Histrionics was a term used in the late 19th and early 20th centuries to refer to a seductive overabundance of emotion. It was most commonly ascribed to women whom, it was believed, were more prone to fits of excessive feeling. Both Circassian women and those with werewolf syndrome offer images of another kind of excess – not of emotion but of hair. Hair has a long relationship to sexuality but hair also covers the body. Representing two separate and competing ideas, it is about both excess and restraint.

Boxing has similar dualities. Each boxer mirrors the other so that their opponent becomes a reflection of themselves. While pugilism appears to be about horrific aggression it actually is a calculated sport, as noted by such writers as Norman Mailer and Joyce Carol Oates, where the boxer struggles to remain noble, human and civilized. Boxing began with a simple chalk circle drawn on the ground where two men fought bare knuckled. As the sport developed gloves and other rules were introduced and confrontation became controlled.

The term “Forgotten Arm” stands for the arm that comes out of nowhere to clock you when two exhausted boxers are leaning on each other. Whether it is defense or offense, underdog or champ, boundaries are blurred through the course of a fight. In this exhibition these borderlines are embodied in the character of the Pugilist. Hystrionics and the Forgotten Arm imagines the aftermath of a fight through a series of relics that evoke an excess of hair, emotion and even ornament. It blurs the boundaries between the stage of the boxing ring and the world outside of it. Victims become aggressors and the feral becomes rarified. White is quickly emptied of its purity and black is no longer the dominion of abject mystery – both are caught in the hot bright lights of a performative spectacle filled with violence and beauty.


The Forgotten Arm
The arm that comes out of nowhere to clock you when two exhausted boxers are leaning on each other.

A journeyman is a boxer with good boxing skills who strives to succeed but who has limitations and little or no expectations of winning a fight. Journeymen are often hired on short notice to fight up-and-coming prospects and contenders to pad their records.

A haymaker is a wild swinging punch thrown with all of the person’s weight behind it in an attempt to knockout the other person. You usually see haymakers in street fighting or in the movies. Haymakers are also used in boxing as a last resort. They deliver enough force to break a man’s jaw. The term first appeared in 1912, perhaps from the 1880’s phrase “hit the hay” or “go to sleep”.

Pushing with or using the bottom side of an open glove where the laces are to rub the face of an opponent. Lacing can cut the face.

Rope a Dope
Rope a dope was used by Muhammad Ali in his 1974 fight against George Foreman. It involves lying back on the ropes, shelling up and allowing your opponent to throw punches until they tire themselves out and then you exploit their defensive flaws and nail them.

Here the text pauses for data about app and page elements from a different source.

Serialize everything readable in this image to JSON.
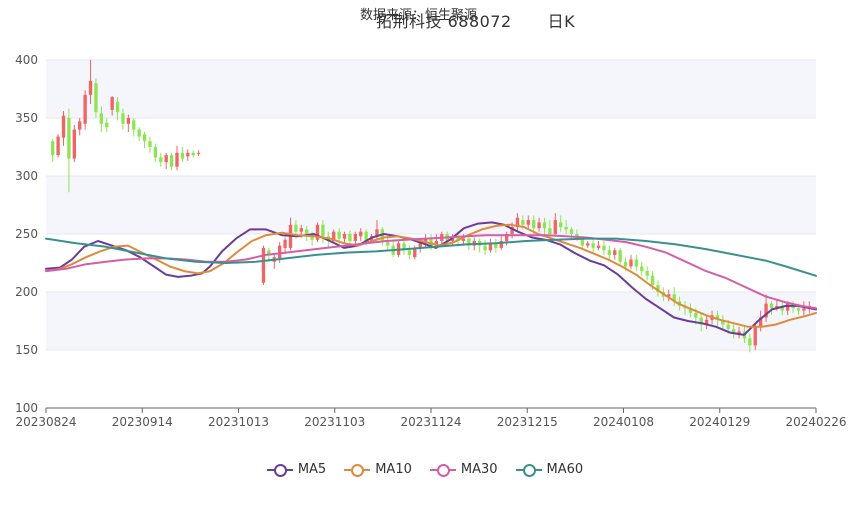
{
  "header": {
    "source": "数据来源：恒生聚源",
    "title": "拓荆科技 688072",
    "period": "日K"
  },
  "chart_data": {
    "type": "candlestick",
    "ylim": [
      100,
      400
    ],
    "yticks": [
      "100",
      "150",
      "200",
      "250",
      "300",
      "350",
      "400"
    ],
    "xticks": [
      "20230824",
      "20230914",
      "20231013",
      "20231103",
      "20231124",
      "20231215",
      "20240108",
      "20240129",
      "20240226"
    ],
    "up_color": "#f06464",
    "down_color": "#8ce650",
    "series_colors": {
      "MA5": "#6a3d9a",
      "MA10": "#e08a3c",
      "MA30": "#d45fa6",
      "MA60": "#3a9090"
    },
    "candles": [
      [
        330,
        318,
        332,
        312
      ],
      [
        318,
        334,
        336,
        316
      ],
      [
        333,
        352,
        356,
        326
      ],
      [
        350,
        315,
        358,
        286
      ],
      [
        315,
        340,
        344,
        312
      ],
      [
        340,
        347,
        350,
        335
      ],
      [
        345,
        370,
        374,
        340
      ],
      [
        370,
        382,
        400,
        362
      ],
      [
        380,
        355,
        384,
        350
      ],
      [
        354,
        345,
        360,
        338
      ],
      [
        346,
        342,
        350,
        338
      ],
      [
        357,
        368,
        369,
        352
      ],
      [
        364,
        355,
        368,
        348
      ],
      [
        354,
        345,
        358,
        340
      ],
      [
        345,
        350,
        353,
        338
      ],
      [
        348,
        340,
        350,
        334
      ],
      [
        340,
        334,
        342,
        330
      ],
      [
        336,
        330,
        338,
        324
      ],
      [
        330,
        325,
        334,
        320
      ],
      [
        325,
        316,
        328,
        312
      ],
      [
        316,
        312,
        320,
        308
      ],
      [
        312,
        318,
        320,
        306
      ],
      [
        318,
        308,
        320,
        305
      ],
      [
        308,
        320,
        326,
        305
      ],
      [
        320,
        315,
        325,
        312
      ],
      [
        317,
        320,
        323,
        313
      ],
      [
        320,
        318,
        322,
        316
      ],
      [
        320,
        320,
        322,
        317
      ],
      [
        null,
        null,
        null,
        null
      ],
      [
        null,
        null,
        null,
        null
      ],
      [
        null,
        null,
        null,
        null
      ],
      [
        null,
        null,
        null,
        null
      ],
      [
        null,
        null,
        null,
        null
      ],
      [
        null,
        null,
        null,
        null
      ],
      [
        null,
        null,
        null,
        null
      ],
      [
        null,
        null,
        null,
        null
      ],
      [
        null,
        null,
        null,
        null
      ],
      [
        null,
        null,
        null,
        null
      ],
      [
        null,
        null,
        null,
        null
      ],
      [
        208,
        238,
        240,
        206
      ],
      [
        236,
        232,
        238,
        226
      ],
      [
        226,
        230,
        233,
        220
      ],
      [
        229,
        240,
        243,
        225
      ],
      [
        238,
        245,
        247,
        233
      ],
      [
        238,
        258,
        264,
        236
      ],
      [
        258,
        252,
        262,
        246
      ],
      [
        252,
        255,
        258,
        247
      ],
      [
        254,
        250,
        257,
        244
      ],
      [
        250,
        245,
        252,
        240
      ],
      [
        245,
        258,
        260,
        243
      ],
      [
        258,
        248,
        262,
        242
      ],
      [
        248,
        244,
        252,
        238
      ],
      [
        244,
        252,
        254,
        242
      ],
      [
        252,
        246,
        255,
        240
      ],
      [
        246,
        250,
        252,
        242
      ],
      [
        250,
        244,
        253,
        238
      ],
      [
        244,
        250,
        252,
        240
      ],
      [
        248,
        252,
        255,
        244
      ],
      [
        252,
        244,
        254,
        240
      ],
      [
        244,
        248,
        250,
        242
      ],
      [
        248,
        254,
        262,
        246
      ],
      [
        254,
        244,
        256,
        240
      ],
      [
        244,
        240,
        248,
        236
      ],
      [
        240,
        232,
        244,
        230
      ],
      [
        232,
        242,
        244,
        230
      ],
      [
        242,
        236,
        246,
        232
      ],
      [
        236,
        232,
        240,
        228
      ],
      [
        230,
        238,
        240,
        228
      ],
      [
        238,
        242,
        245,
        234
      ],
      [
        242,
        246,
        250,
        238
      ],
      [
        246,
        240,
        250,
        236
      ],
      [
        240,
        244,
        250,
        238
      ],
      [
        244,
        250,
        252,
        242
      ],
      [
        250,
        244,
        252,
        240
      ],
      [
        244,
        248,
        250,
        240
      ],
      [
        248,
        244,
        252,
        240
      ],
      [
        244,
        246,
        250,
        240
      ],
      [
        246,
        240,
        248,
        236
      ],
      [
        240,
        244,
        247,
        236
      ],
      [
        244,
        240,
        246,
        234
      ],
      [
        240,
        236,
        245,
        232
      ],
      [
        236,
        242,
        246,
        234
      ],
      [
        242,
        238,
        246,
        234
      ],
      [
        238,
        244,
        248,
        236
      ],
      [
        244,
        250,
        252,
        240
      ],
      [
        250,
        256,
        260,
        246
      ],
      [
        256,
        264,
        268,
        252
      ],
      [
        262,
        258,
        266,
        254
      ],
      [
        258,
        262,
        266,
        254
      ],
      [
        262,
        255,
        266,
        250
      ],
      [
        255,
        260,
        264,
        252
      ],
      [
        260,
        255,
        264,
        250
      ],
      [
        255,
        250,
        262,
        248
      ],
      [
        250,
        262,
        268,
        248
      ],
      [
        260,
        256,
        266,
        252
      ],
      [
        256,
        254,
        262,
        250
      ],
      [
        254,
        250,
        256,
        246
      ],
      [
        250,
        246,
        254,
        244
      ],
      [
        246,
        240,
        248,
        236
      ],
      [
        240,
        242,
        244,
        238
      ],
      [
        242,
        238,
        246,
        234
      ],
      [
        238,
        240,
        244,
        236
      ],
      [
        240,
        236,
        244,
        232
      ],
      [
        236,
        232,
        240,
        228
      ],
      [
        232,
        236,
        238,
        228
      ],
      [
        236,
        226,
        238,
        224
      ],
      [
        226,
        222,
        230,
        218
      ],
      [
        222,
        228,
        232,
        220
      ],
      [
        228,
        222,
        232,
        218
      ],
      [
        222,
        218,
        226,
        214
      ],
      [
        218,
        214,
        222,
        210
      ],
      [
        214,
        206,
        218,
        202
      ],
      [
        206,
        200,
        210,
        196
      ],
      [
        200,
        196,
        204,
        192
      ],
      [
        196,
        198,
        202,
        192
      ],
      [
        198,
        192,
        204,
        188
      ],
      [
        192,
        188,
        196,
        184
      ],
      [
        188,
        186,
        192,
        180
      ],
      [
        186,
        182,
        190,
        178
      ],
      [
        182,
        178,
        186,
        172
      ],
      [
        178,
        172,
        182,
        166
      ],
      [
        172,
        176,
        180,
        168
      ],
      [
        176,
        180,
        184,
        172
      ],
      [
        180,
        176,
        184,
        170
      ],
      [
        176,
        172,
        180,
        168
      ],
      [
        172,
        168,
        176,
        164
      ],
      [
        168,
        164,
        172,
        160
      ],
      [
        164,
        166,
        170,
        160
      ],
      [
        166,
        160,
        170,
        156
      ],
      [
        160,
        154,
        164,
        148
      ],
      [
        154,
        170,
        172,
        150
      ],
      [
        170,
        178,
        184,
        166
      ],
      [
        178,
        190,
        198,
        174
      ],
      [
        190,
        186,
        192,
        180
      ],
      [
        186,
        188,
        194,
        184
      ],
      [
        188,
        184,
        192,
        180
      ],
      [
        184,
        190,
        192,
        180
      ],
      [
        190,
        186,
        192,
        182
      ],
      [
        186,
        184,
        190,
        180
      ],
      [
        184,
        186,
        192,
        180
      ],
      [
        186,
        188,
        192,
        182
      ]
    ],
    "ma": {
      "MA5": [
        [
          0,
          220
        ],
        [
          14,
          221
        ],
        [
          26,
          228
        ],
        [
          38,
          239
        ],
        [
          52,
          244
        ],
        [
          66,
          240
        ],
        [
          80,
          236
        ],
        [
          94,
          230
        ],
        [
          108,
          222
        ],
        [
          120,
          215
        ],
        [
          132,
          213
        ],
        [
          144,
          214
        ],
        [
          156,
          216
        ],
        [
          164,
          222
        ],
        [
          176,
          235
        ],
        [
          190,
          246
        ],
        [
          204,
          254
        ],
        [
          220,
          254
        ],
        [
          236,
          249
        ],
        [
          252,
          248
        ],
        [
          268,
          250
        ],
        [
          284,
          244
        ],
        [
          298,
          238
        ],
        [
          312,
          240
        ],
        [
          326,
          247
        ],
        [
          338,
          250
        ],
        [
          352,
          248
        ],
        [
          366,
          245
        ],
        [
          380,
          241
        ],
        [
          390,
          238
        ],
        [
          404,
          245
        ],
        [
          418,
          255
        ],
        [
          432,
          259
        ],
        [
          446,
          260
        ],
        [
          458,
          258
        ],
        [
          472,
          252
        ],
        [
          486,
          247
        ],
        [
          500,
          245
        ],
        [
          514,
          241
        ],
        [
          530,
          233
        ],
        [
          544,
          227
        ],
        [
          558,
          223
        ],
        [
          572,
          215
        ],
        [
          586,
          204
        ],
        [
          600,
          194
        ],
        [
          614,
          186
        ],
        [
          628,
          178
        ],
        [
          642,
          175
        ],
        [
          656,
          173
        ],
        [
          670,
          170
        ],
        [
          684,
          165
        ],
        [
          698,
          163
        ],
        [
          712,
          175
        ],
        [
          726,
          185
        ],
        [
          740,
          188
        ],
        [
          752,
          188
        ],
        [
          770,
          185
        ]
      ],
      "MA10": [
        [
          0,
          218
        ],
        [
          14,
          220
        ],
        [
          26,
          224
        ],
        [
          40,
          230
        ],
        [
          54,
          235
        ],
        [
          68,
          239
        ],
        [
          82,
          240
        ],
        [
          96,
          234
        ],
        [
          110,
          228
        ],
        [
          124,
          222
        ],
        [
          138,
          218
        ],
        [
          152,
          216
        ],
        [
          164,
          218
        ],
        [
          178,
          225
        ],
        [
          192,
          235
        ],
        [
          206,
          244
        ],
        [
          220,
          249
        ],
        [
          236,
          251
        ],
        [
          252,
          249
        ],
        [
          268,
          248
        ],
        [
          284,
          246
        ],
        [
          298,
          242
        ],
        [
          312,
          240
        ],
        [
          326,
          244
        ],
        [
          338,
          247
        ],
        [
          352,
          248
        ],
        [
          366,
          246
        ],
        [
          380,
          243
        ],
        [
          394,
          240
        ],
        [
          408,
          243
        ],
        [
          422,
          249
        ],
        [
          436,
          254
        ],
        [
          450,
          257
        ],
        [
          464,
          258
        ],
        [
          478,
          256
        ],
        [
          492,
          250
        ],
        [
          506,
          246
        ],
        [
          520,
          242
        ],
        [
          534,
          238
        ],
        [
          548,
          233
        ],
        [
          562,
          228
        ],
        [
          576,
          222
        ],
        [
          590,
          215
        ],
        [
          604,
          206
        ],
        [
          618,
          198
        ],
        [
          632,
          190
        ],
        [
          646,
          185
        ],
        [
          660,
          180
        ],
        [
          674,
          176
        ],
        [
          688,
          173
        ],
        [
          702,
          170
        ],
        [
          716,
          170
        ],
        [
          730,
          172
        ],
        [
          744,
          176
        ],
        [
          758,
          179
        ],
        [
          770,
          182
        ]
      ],
      "MA30": [
        [
          0,
          218
        ],
        [
          20,
          220
        ],
        [
          40,
          224
        ],
        [
          60,
          226
        ],
        [
          80,
          228
        ],
        [
          100,
          229
        ],
        [
          120,
          229
        ],
        [
          140,
          228
        ],
        [
          160,
          226
        ],
        [
          180,
          226
        ],
        [
          200,
          228
        ],
        [
          220,
          232
        ],
        [
          240,
          234
        ],
        [
          260,
          236
        ],
        [
          280,
          238
        ],
        [
          300,
          240
        ],
        [
          320,
          242
        ],
        [
          340,
          244
        ],
        [
          360,
          245
        ],
        [
          380,
          246
        ],
        [
          400,
          247
        ],
        [
          420,
          248
        ],
        [
          440,
          249
        ],
        [
          460,
          249
        ],
        [
          480,
          249
        ],
        [
          500,
          249
        ],
        [
          520,
          248
        ],
        [
          540,
          247
        ],
        [
          560,
          245
        ],
        [
          580,
          243
        ],
        [
          600,
          239
        ],
        [
          620,
          234
        ],
        [
          640,
          226
        ],
        [
          660,
          218
        ],
        [
          680,
          212
        ],
        [
          700,
          204
        ],
        [
          720,
          196
        ],
        [
          740,
          191
        ],
        [
          755,
          188
        ],
        [
          770,
          186
        ]
      ],
      "MA60": [
        [
          0,
          246
        ],
        [
          30,
          242
        ],
        [
          60,
          239
        ],
        [
          90,
          234
        ],
        [
          120,
          229
        ],
        [
          150,
          226
        ],
        [
          180,
          225
        ],
        [
          210,
          226
        ],
        [
          240,
          229
        ],
        [
          270,
          232
        ],
        [
          300,
          234
        ],
        [
          330,
          235
        ],
        [
          360,
          237
        ],
        [
          390,
          239
        ],
        [
          420,
          241
        ],
        [
          450,
          242
        ],
        [
          480,
          244
        ],
        [
          510,
          245
        ],
        [
          540,
          246
        ],
        [
          570,
          246
        ],
        [
          600,
          244
        ],
        [
          630,
          241
        ],
        [
          660,
          237
        ],
        [
          690,
          232
        ],
        [
          720,
          227
        ],
        [
          740,
          222
        ],
        [
          770,
          214
        ]
      ]
    }
  },
  "legend": {
    "items": [
      {
        "label": "MA5",
        "color": "#6a3d9a"
      },
      {
        "label": "MA10",
        "color": "#e08a3c"
      },
      {
        "label": "MA30",
        "color": "#d45fa6"
      },
      {
        "label": "MA60",
        "color": "#3a9090"
      }
    ]
  }
}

Skinning the Gloves
All boxers have tape wrapped around their gloves at the wrist to prevent the laces from coming loose, however when the tape job goes up even higher on the glove it forces the padding to conform around the knuckles giving a distinct advantage to the boxer. Skinning of gloves is not permitted by many boxing commission rules.

The jab is the busiest punch in boxing. It’s a punch thrown quickly with your leading hand straight from the chin in a direct line to your target.

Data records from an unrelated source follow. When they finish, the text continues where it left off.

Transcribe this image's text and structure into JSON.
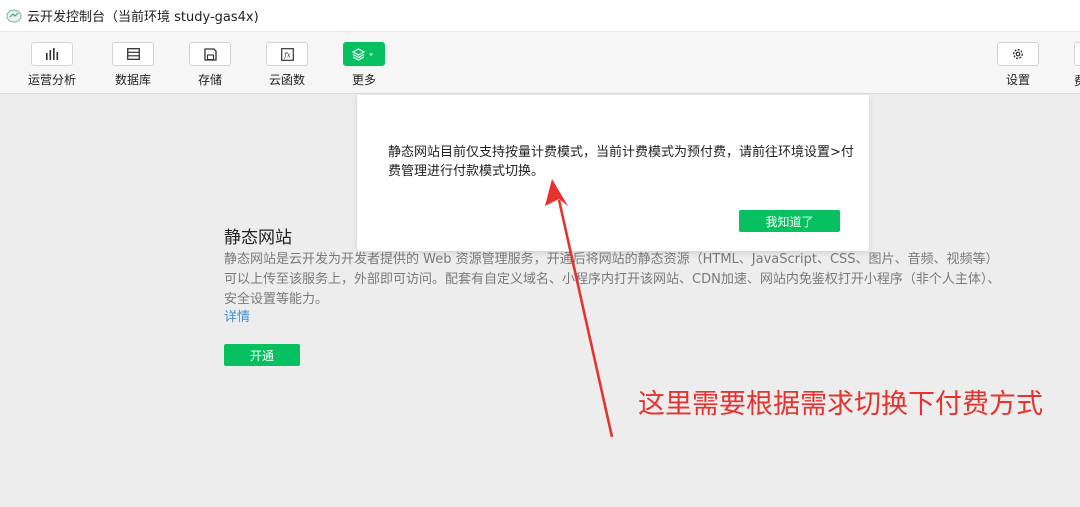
{
  "window": {
    "title": "云开发控制台（当前环境 study-gas4x)"
  },
  "toolbar": {
    "items": [
      {
        "label": "运营分析",
        "icon": "bar-chart-icon"
      },
      {
        "label": "数据库",
        "icon": "database-icon"
      },
      {
        "label": "存储",
        "icon": "save-icon"
      },
      {
        "label": "云函数",
        "icon": "function-icon"
      },
      {
        "label": "更多",
        "icon": "layers-icon"
      },
      {
        "label": "设置",
        "icon": "gear-icon"
      }
    ],
    "partial_label": "费"
  },
  "main": {
    "section_title": "静态网站",
    "description": "静态网站是云开发为开发者提供的 Web 资源管理服务，开通后将网站的静态资源（HTML、JavaScript、CSS、图片、音频、视频等）可以上传至该服务上，外部即可访问。配套有自定义域名、小程序内打开该网站、CDN加速、网站内免鉴权打开小程序（非个人主体）、安全设置等能力。",
    "more_link": "详情",
    "open_button": "开通"
  },
  "dialog": {
    "message": "静态网站目前仅支持按量计费模式，当前计费模式为预付费，请前往环境设置>付费管理进行付款模式切换。",
    "confirm_button": "我知道了"
  },
  "annotation": {
    "text": "这里需要根据需求切换下付费方式",
    "color": "#e8322e"
  },
  "colors": {
    "accent": "#07c160",
    "link": "#3c8fd6"
  }
}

Glass Jaw
A boxer who is especially susceptible to a knockout is said to have a glass jaw or glass chin.

One who fights with the fists; boxing.

A barnburner is a very good fight. One that is very intense and exciting, a real nail-biter. A fight that is so close it’s hard to predict who will come out the winner until seconds before it ends.

The Circled Square
An atavism where contests fought in a roughly drawn chalk circle on the ground. The ring continued with the Jack Broughton rules in 1743, which specified a small circle in the center of the fight area where the boxers met at the start of each round. The first square ring was introduced by the Pugilistic Society in 1838. That ring was specified as 24 feet (7.3 m) square and bound by two ropes. For these and other reasons, the boxing ring is commonly referred to as the “circled square”. When someone is squaring the circle, they are trying to do something impossible.